Many couples hope that an operation will finally solve their problem and result in a pregnancy. However, in most cases this is not the case. Nevertheless, these surgical interventions for fertility disorders have a high diagnostic value.
A laparoscopy is a surgical procedure performed under general anaesthesia to examine the abdomen. The outside of the uterus, fallopian tubes and ovaries can be examined. During the laparoscopy, endometriosis cysts or foci, or adhesions of the fallopian tubes, ovarian cysts, uterine fibroids can be removed or treated. Above all, the patency of the fallopian tubes can be checked by injecting blue fluid into the uterine cavity and the surgeon checking whether it is flowing through the fallopian tubes into the abdominal cavity.
The laparoscope (a thin instrument containing a camera) is inserted through a small incision just below the navel. In order to see the organs better, the abdomen is ‘inflated’ with a little carbon dioxide gas. The doctor can then get an overview and assess the organs that are now visible. In many cases, recordings are made during the examination. Should any treatment be necessary, one or two further incisions are made in order to insert surgical instruments. As with any surgery there is a risk of complications, such as bleeding, infection, injury or problems with the anaesthesia.
A hysteroscopy is not only an important diagnostic method, it can also be used to treat certain cases of infertility. It enables the doctor to examine the inside of a woman’s uterus. For example myomas, changes in the mucous membrane, adhesions inside the uterus, malformations and tumours can be detected and, if necessary, treated immediately.

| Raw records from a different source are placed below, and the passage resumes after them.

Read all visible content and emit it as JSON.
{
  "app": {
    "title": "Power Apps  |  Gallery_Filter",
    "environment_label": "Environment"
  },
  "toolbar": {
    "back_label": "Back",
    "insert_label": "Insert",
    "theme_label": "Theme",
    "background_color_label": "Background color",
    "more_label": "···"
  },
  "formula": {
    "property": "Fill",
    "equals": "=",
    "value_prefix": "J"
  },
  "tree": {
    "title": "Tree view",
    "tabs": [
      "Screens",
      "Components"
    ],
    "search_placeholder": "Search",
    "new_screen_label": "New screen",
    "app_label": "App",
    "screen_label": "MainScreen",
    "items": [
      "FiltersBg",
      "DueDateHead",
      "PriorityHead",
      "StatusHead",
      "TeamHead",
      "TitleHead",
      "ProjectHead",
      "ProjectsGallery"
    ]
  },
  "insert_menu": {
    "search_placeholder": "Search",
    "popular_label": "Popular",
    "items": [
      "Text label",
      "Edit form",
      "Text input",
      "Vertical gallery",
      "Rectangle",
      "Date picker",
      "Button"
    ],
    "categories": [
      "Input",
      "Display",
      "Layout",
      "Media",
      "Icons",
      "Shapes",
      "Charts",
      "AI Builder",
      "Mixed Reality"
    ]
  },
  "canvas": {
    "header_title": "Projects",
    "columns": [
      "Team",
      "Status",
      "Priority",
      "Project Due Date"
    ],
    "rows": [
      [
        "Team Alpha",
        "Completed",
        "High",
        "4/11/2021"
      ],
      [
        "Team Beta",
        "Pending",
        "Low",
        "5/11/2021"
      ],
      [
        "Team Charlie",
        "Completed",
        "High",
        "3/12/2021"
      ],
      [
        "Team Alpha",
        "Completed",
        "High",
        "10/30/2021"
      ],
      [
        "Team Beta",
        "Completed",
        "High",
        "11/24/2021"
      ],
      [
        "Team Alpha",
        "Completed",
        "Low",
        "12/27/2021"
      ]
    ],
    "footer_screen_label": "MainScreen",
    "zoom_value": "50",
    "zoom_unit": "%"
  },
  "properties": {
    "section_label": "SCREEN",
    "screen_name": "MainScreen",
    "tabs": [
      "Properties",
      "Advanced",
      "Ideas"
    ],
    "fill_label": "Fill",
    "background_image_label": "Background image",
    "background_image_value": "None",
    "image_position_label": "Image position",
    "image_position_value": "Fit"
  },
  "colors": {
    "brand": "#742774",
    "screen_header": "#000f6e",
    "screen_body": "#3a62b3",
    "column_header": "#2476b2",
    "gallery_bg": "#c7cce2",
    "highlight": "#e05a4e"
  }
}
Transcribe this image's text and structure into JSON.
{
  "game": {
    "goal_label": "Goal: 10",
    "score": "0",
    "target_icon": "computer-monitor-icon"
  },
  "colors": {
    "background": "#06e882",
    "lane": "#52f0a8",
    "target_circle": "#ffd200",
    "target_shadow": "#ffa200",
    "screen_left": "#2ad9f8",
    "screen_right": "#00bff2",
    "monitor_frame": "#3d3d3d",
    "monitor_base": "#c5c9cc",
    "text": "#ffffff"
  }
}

Here, a tubular instrument equipped with a light source – the hysteroscope – is inserted through the vagina and cervix into the uterus. Once the hysteroscope is inside the uterus, gas or liquid is introduced through the instrument to separate the walls of the uterus; this makes it easier for the doctor to examine the uterine cavity. Surgical hysteroscopy uses a larger hysteroscope (as opposed to a diagnostic hysteroscopy) so that surgical instruments can be placed in the uterine cavity via the hysteroscope. A diagnostic hysteroscopy can be done on an outpatient basis. However, a short general anaesthetic is required for the surgical procedure. As with any surgical procedure there is a risk of complications, such as injury to the uterus or infection.
Varicoceles surgery: Large varicoceles (varicose veins in the scrotum) could potentially reduce a man’s fertility. Surgical treatment usually involves making a small incision into the groin area under general anaesthetic and tying off the affected testicular vein. Complications can include bruising and inflammation of the epididymis. A recurring varicocele can also occur.
There is also a possibility of destroying or sticking together the affected testicular vein. A certain active ingredient is introduced into the enlarged testicular vein through a small incision in the scrotum with the help of a thin tube.